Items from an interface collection
---+---

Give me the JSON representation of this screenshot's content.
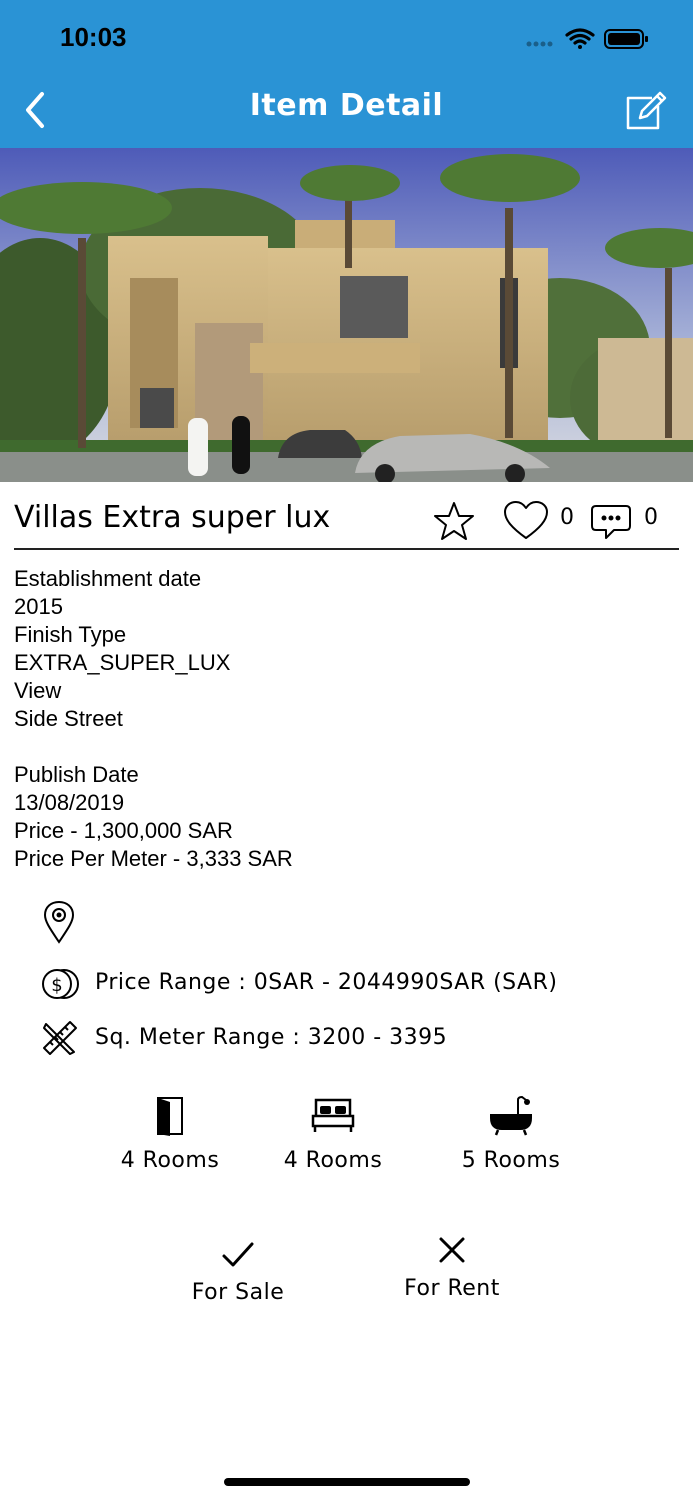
{
  "status_bar": {
    "time": "10:03"
  },
  "header": {
    "title": "Item Detail",
    "accent_color": "#2a93d5"
  },
  "item": {
    "title": "Villas Extra super lux",
    "likes": "0",
    "comments": "0"
  },
  "details": {
    "establishment_label": "Establishment date",
    "establishment_value": "2015",
    "finish_label": "Finish Type",
    "finish_value": "EXTRA_SUPER_LUX",
    "view_label": "View",
    "view_value": "Side Street",
    "publish_label": "Publish Date",
    "publish_value": "13/08/2019",
    "price": "Price - 1,300,000 SAR",
    "price_per_meter": "Price Per Meter - 3,333 SAR"
  },
  "ranges": {
    "price_range": "Price Range : 0SAR - 2044990SAR (SAR)",
    "sqm_range": "Sq. Meter Range : 3200 - 3395"
  },
  "rooms": [
    {
      "icon": "door-icon",
      "label": "4 Rooms"
    },
    {
      "icon": "bed-icon",
      "label": "4 Rooms"
    },
    {
      "icon": "bathtub-icon",
      "label": "5 Rooms"
    }
  ],
  "flags": [
    {
      "icon": "check-icon",
      "label": "For Sale"
    },
    {
      "icon": "cross-icon",
      "label": "For Rent"
    }
  ]
}
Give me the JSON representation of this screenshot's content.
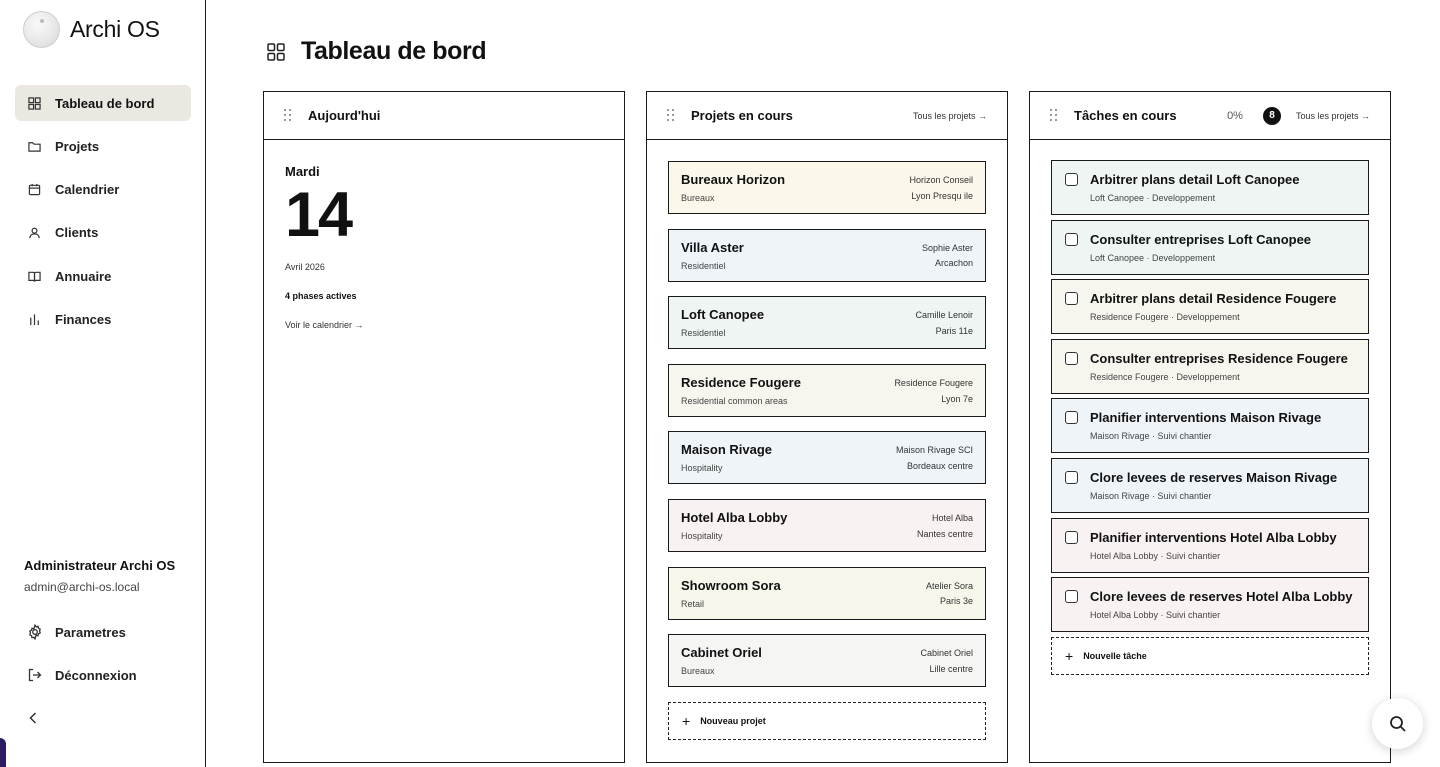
{
  "brand": {
    "name": "Archi OS"
  },
  "sidebar": {
    "items": [
      {
        "label": "Tableau de bord",
        "icon": "grid-icon",
        "active": true
      },
      {
        "label": "Projets",
        "icon": "folder-icon",
        "active": false
      },
      {
        "label": "Calendrier",
        "icon": "calendar-icon",
        "active": false
      },
      {
        "label": "Clients",
        "icon": "user-icon",
        "active": false
      },
      {
        "label": "Annuaire",
        "icon": "book-icon",
        "active": false
      },
      {
        "label": "Finances",
        "icon": "bar-chart-icon",
        "active": false
      }
    ],
    "user": {
      "name": "Administrateur Archi OS",
      "email": "admin@archi-os.local"
    },
    "settings_label": "Parametres",
    "logout_label": "Déconnexion"
  },
  "page": {
    "title": "Tableau de bord"
  },
  "today": {
    "title": "Aujourd'hui",
    "day_name": "Mardi",
    "day_number": "14",
    "month": "Avril 2026",
    "phases": "4 phases actives",
    "calendar_link": "Voir le calendrier →"
  },
  "projects": {
    "title": "Projets en cours",
    "link": "Tous les projets →",
    "new_label": "Nouveau projet",
    "items": [
      {
        "name": "Bureaux Horizon",
        "type": "Bureaux",
        "client": "Horizon Conseil",
        "location": "Lyon Presqu ile",
        "color": "#fbf7ea"
      },
      {
        "name": "Villa Aster",
        "type": "Residentiel",
        "client": "Sophie Aster",
        "location": "Arcachon",
        "color": "#eef4f7"
      },
      {
        "name": "Loft Canopee",
        "type": "Residentiel",
        "client": "Camille Lenoir",
        "location": "Paris 11e",
        "color": "#eef5f3"
      },
      {
        "name": "Residence Fougere",
        "type": "Residential common areas",
        "client": "Residence Fougere",
        "location": "Lyon 7e",
        "color": "#f6f5ee"
      },
      {
        "name": "Maison Rivage",
        "type": "Hospitality",
        "client": "Maison Rivage SCI",
        "location": "Bordeaux centre",
        "color": "#eff4f8"
      },
      {
        "name": "Hotel Alba Lobby",
        "type": "Hospitality",
        "client": "Hotel Alba",
        "location": "Nantes centre",
        "color": "#f9f2f2"
      },
      {
        "name": "Showroom Sora",
        "type": "Retail",
        "client": "Atelier Sora",
        "location": "Paris 3e",
        "color": "#f6f7ea"
      },
      {
        "name": "Cabinet Oriel",
        "type": "Bureaux",
        "client": "Cabinet Oriel",
        "location": "Lille centre",
        "color": "#f5f5f3"
      }
    ]
  },
  "tasks": {
    "title": "Tâches en cours",
    "percent": "0%",
    "count": "8",
    "link": "Tous les projets →",
    "new_label": "Nouvelle tâche",
    "items": [
      {
        "title": "Arbitrer plans detail Loft Canopee",
        "meta": "Loft Canopee · Developpement",
        "color": "#eef5f3"
      },
      {
        "title": "Consulter entreprises Loft Canopee",
        "meta": "Loft Canopee · Developpement",
        "color": "#eef5f3"
      },
      {
        "title": "Arbitrer plans detail Residence Fougere",
        "meta": "Residence Fougere · Developpement",
        "color": "#f6f5ee"
      },
      {
        "title": "Consulter entreprises Residence Fougere",
        "meta": "Residence Fougere · Developpement",
        "color": "#f6f5ee"
      },
      {
        "title": "Planifier interventions Maison Rivage",
        "meta": "Maison Rivage · Suivi chantier",
        "color": "#eff4f8"
      },
      {
        "title": "Clore levees de reserves Maison Rivage",
        "meta": "Maison Rivage · Suivi chantier",
        "color": "#eff4f8"
      },
      {
        "title": "Planifier interventions Hotel Alba Lobby",
        "meta": "Hotel Alba Lobby · Suivi chantier",
        "color": "#f9f2f2"
      },
      {
        "title": "Clore levees de reserves Hotel Alba Lobby",
        "meta": "Hotel Alba Lobby · Suivi chantier",
        "color": "#f9f2f2"
      }
    ]
  },
  "search_button": {
    "icon": "search-icon"
  }
}
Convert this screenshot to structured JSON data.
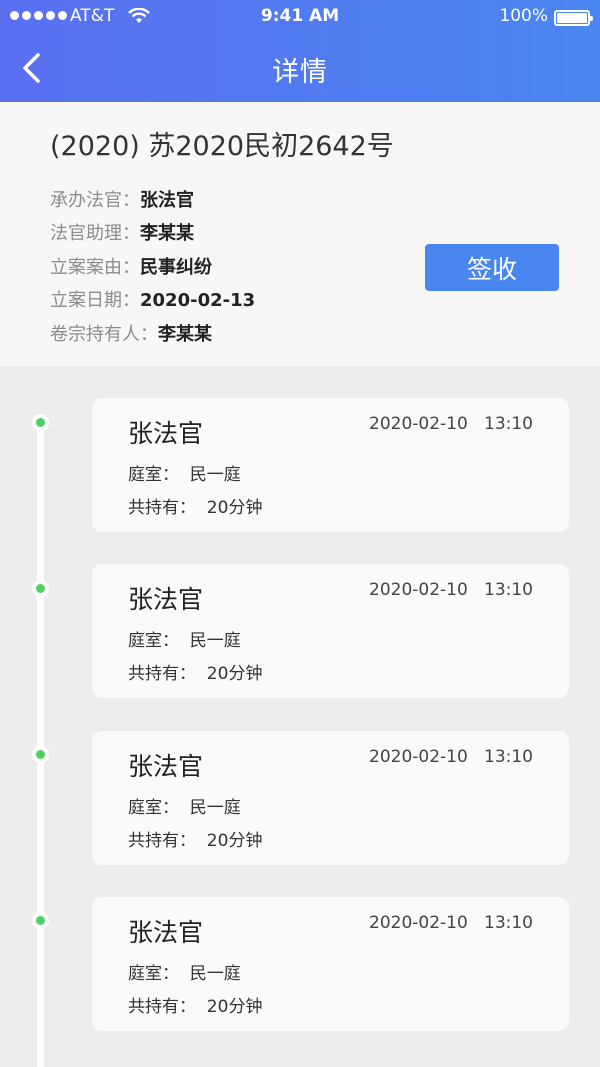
{
  "status_bar": {
    "carrier": "AT&T",
    "time": "9:41 AM",
    "battery": "100%"
  },
  "nav": {
    "title": "详情"
  },
  "case": {
    "title": "(2020) 苏2020民初2642号",
    "fields": [
      {
        "label": "承办法官：",
        "value": "张法官"
      },
      {
        "label": "法官助理：",
        "value": "李某某"
      },
      {
        "label": "立案案由：",
        "value": "民事纠纷"
      },
      {
        "label": "立案日期：",
        "value": "2020-02-13"
      },
      {
        "label": "卷宗持有人：",
        "value": "李某某"
      }
    ],
    "sign_button": "签收"
  },
  "records": [
    {
      "name": "张法官",
      "datetime": "2020-02-10   13:10",
      "room": "庭室：  民一庭",
      "duration": "共持有：  20分钟"
    },
    {
      "name": "张法官",
      "datetime": "2020-02-10   13:10",
      "room": "庭室：  民一庭",
      "duration": "共持有：  20分钟"
    },
    {
      "name": "张法官",
      "datetime": "2020-02-10   13:10",
      "room": "庭室：  民一庭",
      "duration": "共持有：  20分钟"
    },
    {
      "name": "张法官",
      "datetime": "2020-02-10   13:10",
      "room": "庭室：  民一庭",
      "duration": "共持有：  20分钟"
    }
  ],
  "colors": {
    "header_gradient_start": "#5a6ff0",
    "header_gradient_end": "#4a86f0",
    "button": "#4a86ef",
    "timeline_dot": "#4cd25f"
  }
}
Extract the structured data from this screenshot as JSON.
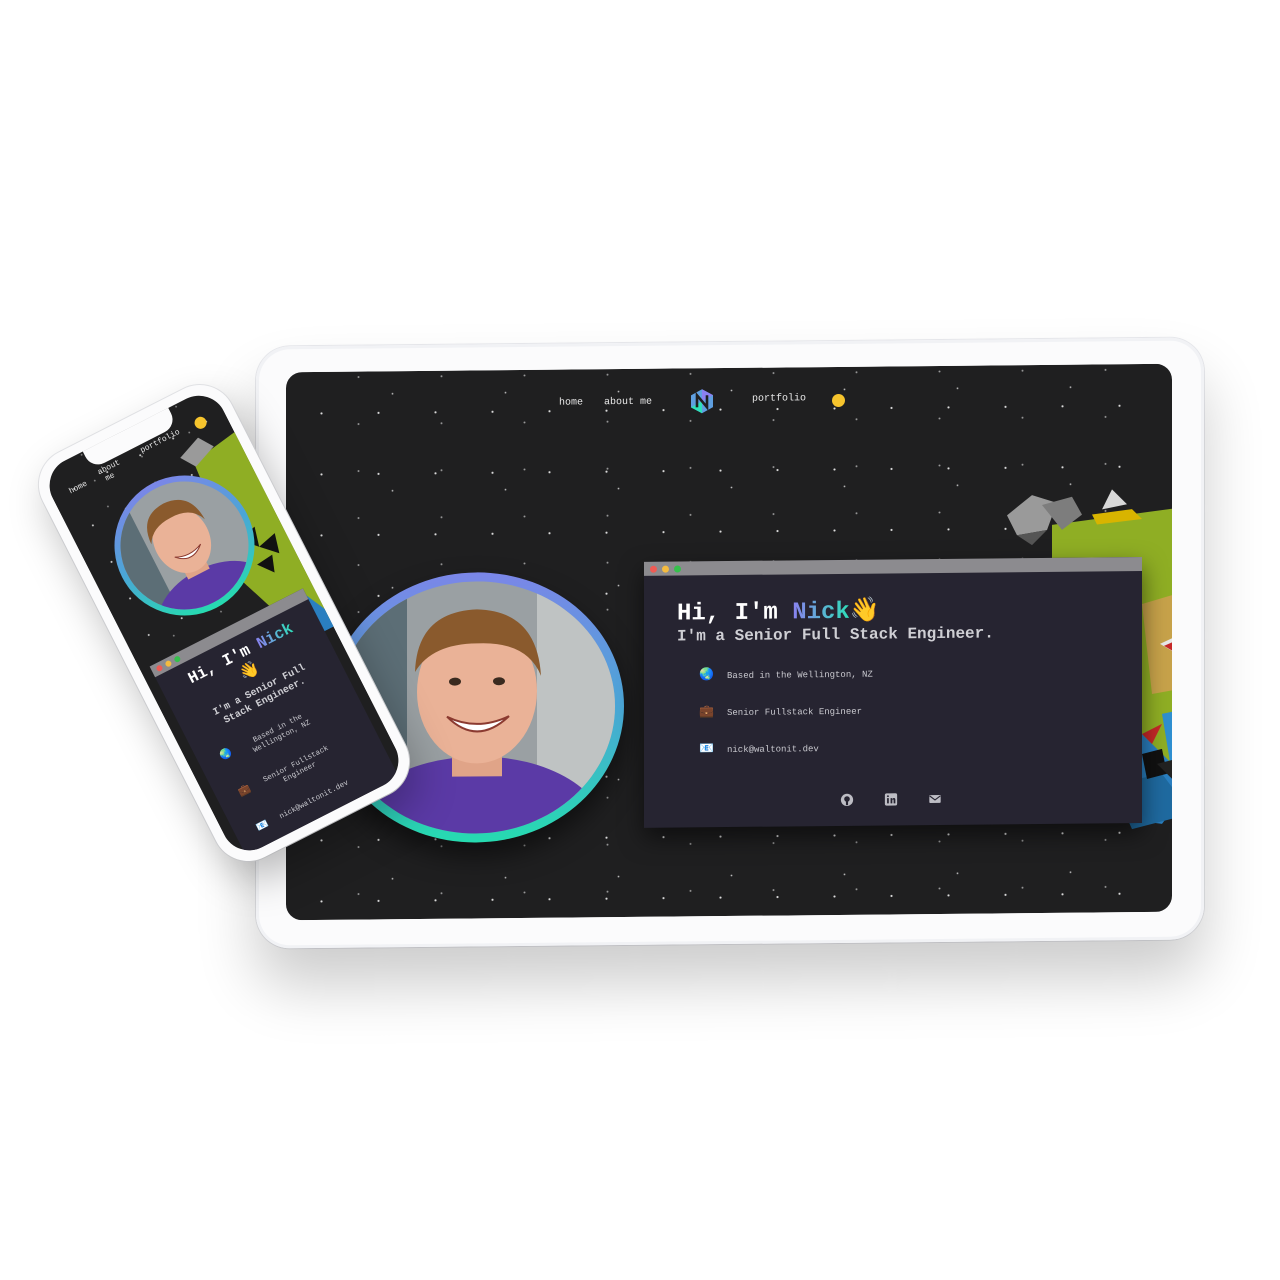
{
  "nav": {
    "home": "home",
    "about": "about me",
    "portfolio": "portfolio"
  },
  "phone_nav": {
    "home": "home",
    "about_line1": "about",
    "about_line2": "me",
    "portfolio": "portfolio"
  },
  "hero": {
    "greeting": "Hi, I'm ",
    "name": "Nick",
    "wave_emoji": "👋",
    "subtitle": "I'm a Senior Full Stack Engineer.",
    "subtitle_line1": "I'm a Senior Full",
    "subtitle_line2": "Stack Engineer."
  },
  "info": [
    {
      "icon": "🌏",
      "text": "Based in the Wellington, NZ"
    },
    {
      "icon": "💼",
      "text": "Senior Fullstack Engineer"
    },
    {
      "icon": "📧",
      "text": "nick@waltonit.dev"
    }
  ],
  "colors": {
    "background": "#1f1f20",
    "window": "#262431",
    "accent_start": "#8b80f0",
    "accent_end": "#2ee0b9",
    "sun": "#f6c42d",
    "window_dots": [
      "#ee5b55",
      "#f4bb3f",
      "#35c04c"
    ]
  },
  "socials": [
    "github-icon",
    "linkedin-icon",
    "email-icon"
  ]
}
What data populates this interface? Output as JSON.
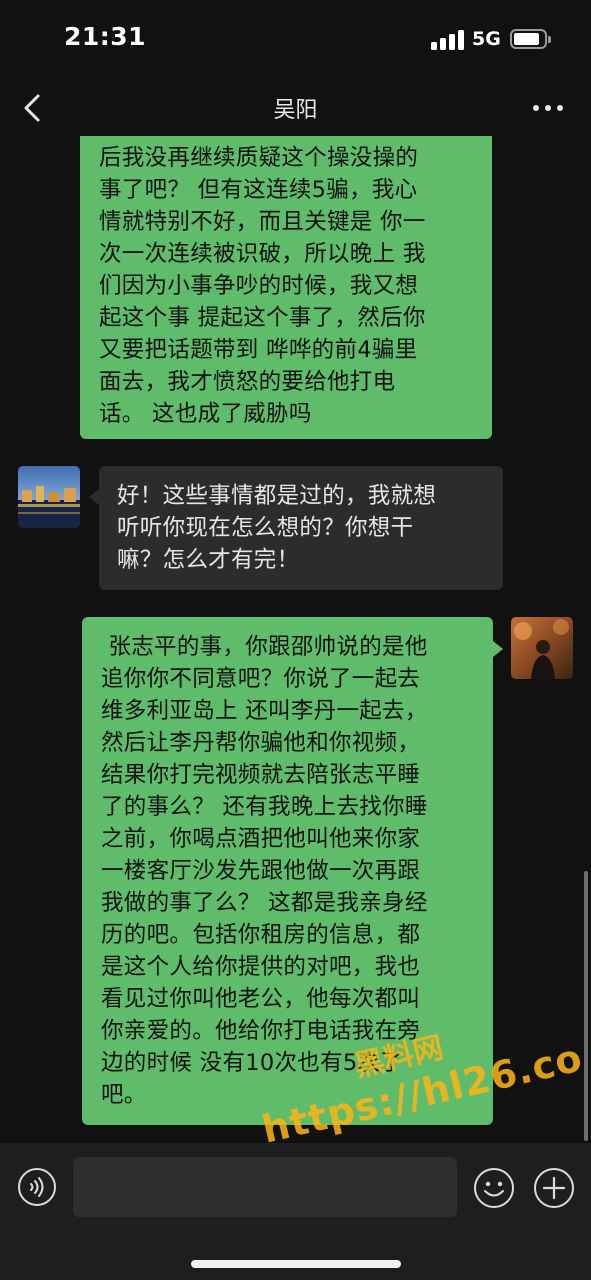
{
  "status_bar": {
    "time": "21:31",
    "network": "5G"
  },
  "nav": {
    "contact_name": "吴阳",
    "back_icon": "chevron-left-icon",
    "more_icon": "more-dots-icon"
  },
  "messages": [
    {
      "side": "right",
      "text": "后我没再继续质疑这个操没操的\n事了吧？ 但有这连续5骗，我心\n情就特别不好，而且关键是 你一\n次一次连续被识破，所以晚上 我\n们因为小事争吵的时候，我又想\n起这个事 提起这个事了，然后你\n又要把话题带到 哗哗的前4骗里\n面去，我才愤怒的要给他打电\n话。 这也成了威胁吗"
    },
    {
      "side": "left",
      "text": "好！这些事情都是过的，我就想\n听听你现在怎么想的？你想干\n嘛？怎么才有完！"
    },
    {
      "side": "right",
      "text": " 张志平的事，你跟邵帅说的是他\n追你你不同意吧？你说了一起去\n维多利亚岛上 还叫李丹一起去，\n然后让李丹帮你骗他和你视频，\n结果你打完视频就去陪张志平睡\n了的事么？ 还有我晚上去找你睡\n之前，你喝点酒把他叫他来你家\n一楼客厅沙发先跟他做一次再跟\n我做的事了么？ 这都是我亲身经\n历的吧。包括你租房的信息，都\n是这个人给你提供的对吧，我也\n看见过你叫他老公，他每次都叫\n你亲爱的。他给你打电话我在旁\n边的时候 没有10次也有5次了\n吧。"
    }
  ],
  "watermark": {
    "line1": "黑料网",
    "line2": "https://hl26.co"
  },
  "input_bar": {
    "voice_icon": "voice-icon",
    "emoji_icon": "emoji-icon",
    "plus_icon": "plus-icon",
    "input_value": ""
  },
  "colors": {
    "background": "#111111",
    "sent_bubble": "#5fbc6b",
    "received_bubble": "#2c2c2c",
    "input_bar": "#1e1e1e",
    "watermark": "#ffb414"
  }
}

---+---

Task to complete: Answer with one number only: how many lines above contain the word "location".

Result: 8